• **WORK REQUIRED**
Beginning with the first entry, restate the data word for word and leave out the images.

• **Saved entries**
_ _ _ _

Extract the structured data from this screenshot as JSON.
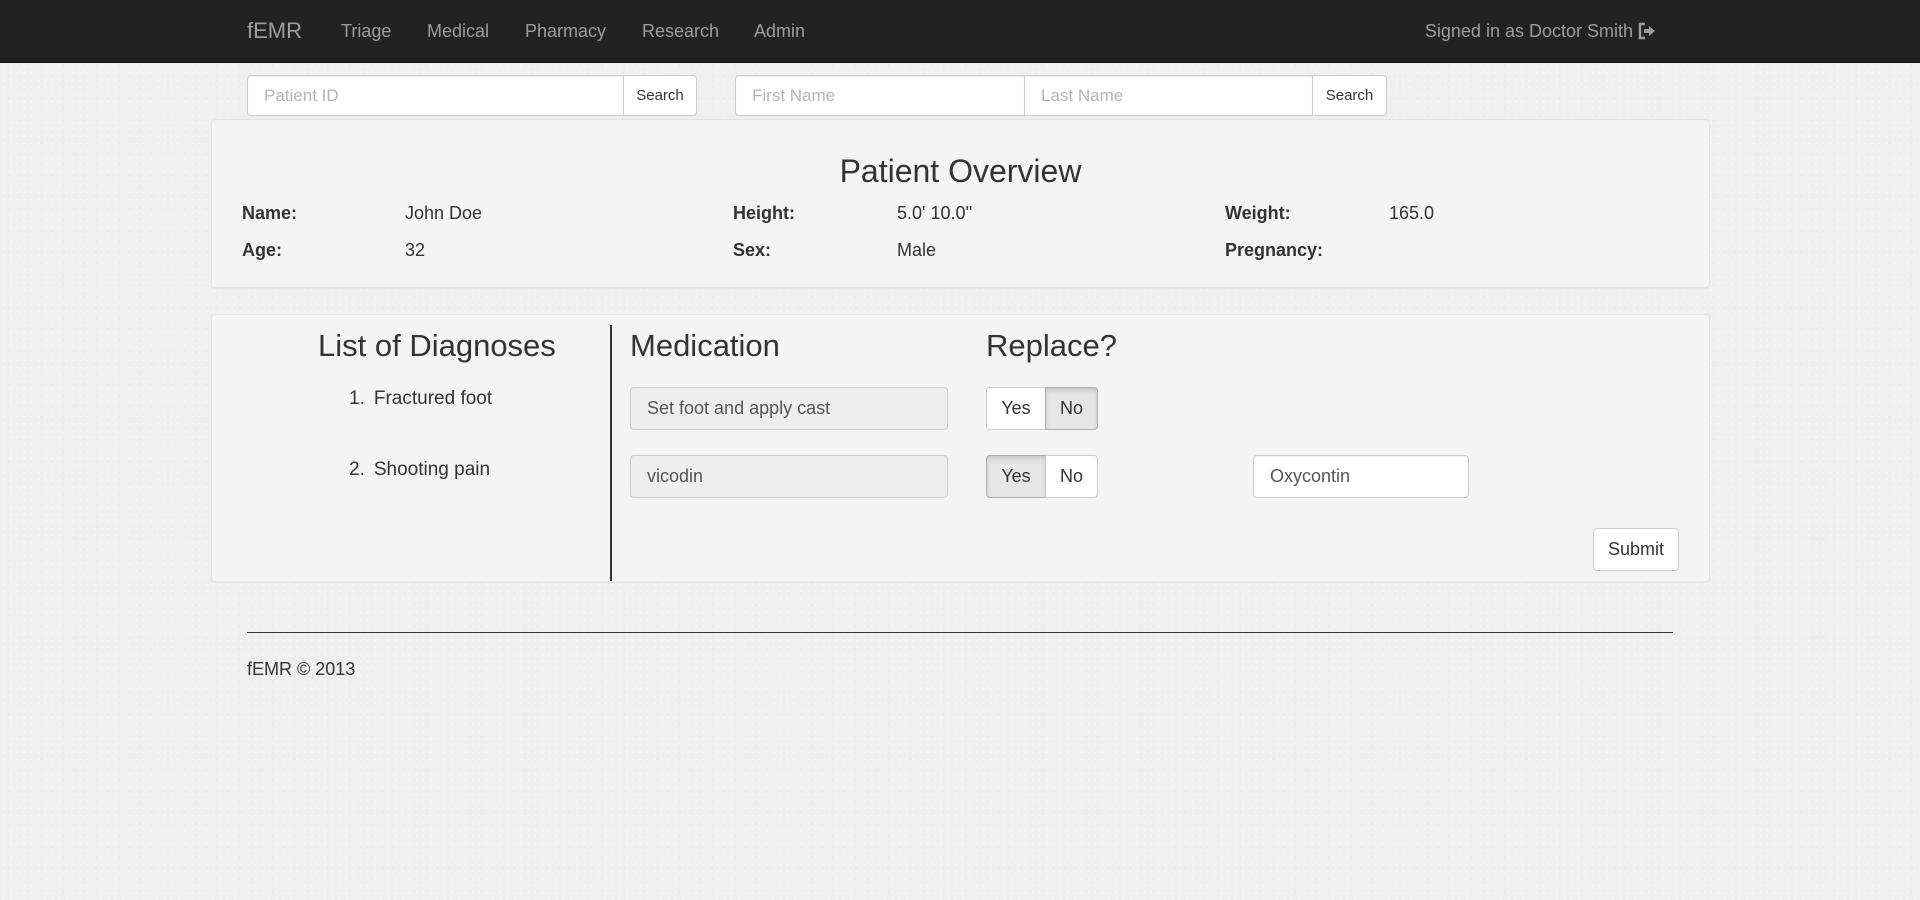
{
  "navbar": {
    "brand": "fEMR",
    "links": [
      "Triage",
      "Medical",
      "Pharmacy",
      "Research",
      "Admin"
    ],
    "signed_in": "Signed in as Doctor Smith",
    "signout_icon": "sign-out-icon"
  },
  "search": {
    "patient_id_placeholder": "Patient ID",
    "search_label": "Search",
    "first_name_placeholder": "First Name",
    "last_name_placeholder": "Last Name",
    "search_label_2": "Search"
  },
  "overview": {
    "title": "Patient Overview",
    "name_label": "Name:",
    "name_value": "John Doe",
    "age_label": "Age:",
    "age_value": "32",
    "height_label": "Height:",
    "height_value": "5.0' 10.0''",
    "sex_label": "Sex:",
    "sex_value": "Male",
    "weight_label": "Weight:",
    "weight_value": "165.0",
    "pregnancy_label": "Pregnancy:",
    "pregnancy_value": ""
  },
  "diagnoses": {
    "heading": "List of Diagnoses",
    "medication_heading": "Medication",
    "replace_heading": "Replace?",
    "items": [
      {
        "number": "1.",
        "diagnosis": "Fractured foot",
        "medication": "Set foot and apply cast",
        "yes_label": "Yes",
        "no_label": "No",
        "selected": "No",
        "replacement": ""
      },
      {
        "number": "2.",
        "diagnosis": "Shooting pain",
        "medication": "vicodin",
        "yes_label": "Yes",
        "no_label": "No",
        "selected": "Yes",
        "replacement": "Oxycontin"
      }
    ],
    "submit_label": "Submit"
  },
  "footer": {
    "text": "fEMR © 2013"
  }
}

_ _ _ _

• **WRITTEN ANSWER**
Extract the structured data from this screenshot as JSON.
{
  "navbar": {
    "brand": "fEMR",
    "links": [
      "Triage",
      "Medical",
      "Pharmacy",
      "Research",
      "Admin"
    ],
    "signed_in": "Signed in as Doctor Smith",
    "signout_icon": "sign-out-icon"
  },
  "search": {
    "patient_id_placeholder": "Patient ID",
    "search_label": "Search",
    "first_name_placeholder": "First Name",
    "last_name_placeholder": "Last Name",
    "search_label_2": "Search"
  },
  "overview": {
    "title": "Patient Overview",
    "name_label": "Name:",
    "name_value": "John Doe",
    "age_label": "Age:",
    "age_value": "32",
    "height_label": "Height:",
    "height_value": "5.0' 10.0''",
    "sex_label": "Sex:",
    "sex_value": "Male",
    "weight_label": "Weight:",
    "weight_value": "165.0",
    "pregnancy_label": "Pregnancy:",
    "pregnancy_value": ""
  },
  "diagnoses": {
    "heading": "List of Diagnoses",
    "medication_heading": "Medication",
    "replace_heading": "Replace?",
    "items": [
      {
        "number": "1.",
        "diagnosis": "Fractured foot",
        "medication": "Set foot and apply cast",
        "yes_label": "Yes",
        "no_label": "No",
        "selected": "No",
        "replacement": ""
      },
      {
        "number": "2.",
        "diagnosis": "Shooting pain",
        "medication": "vicodin",
        "yes_label": "Yes",
        "no_label": "No",
        "selected": "Yes",
        "replacement": "Oxycontin"
      }
    ],
    "submit_label": "Submit"
  },
  "footer": {
    "text": "fEMR © 2013"
  }
}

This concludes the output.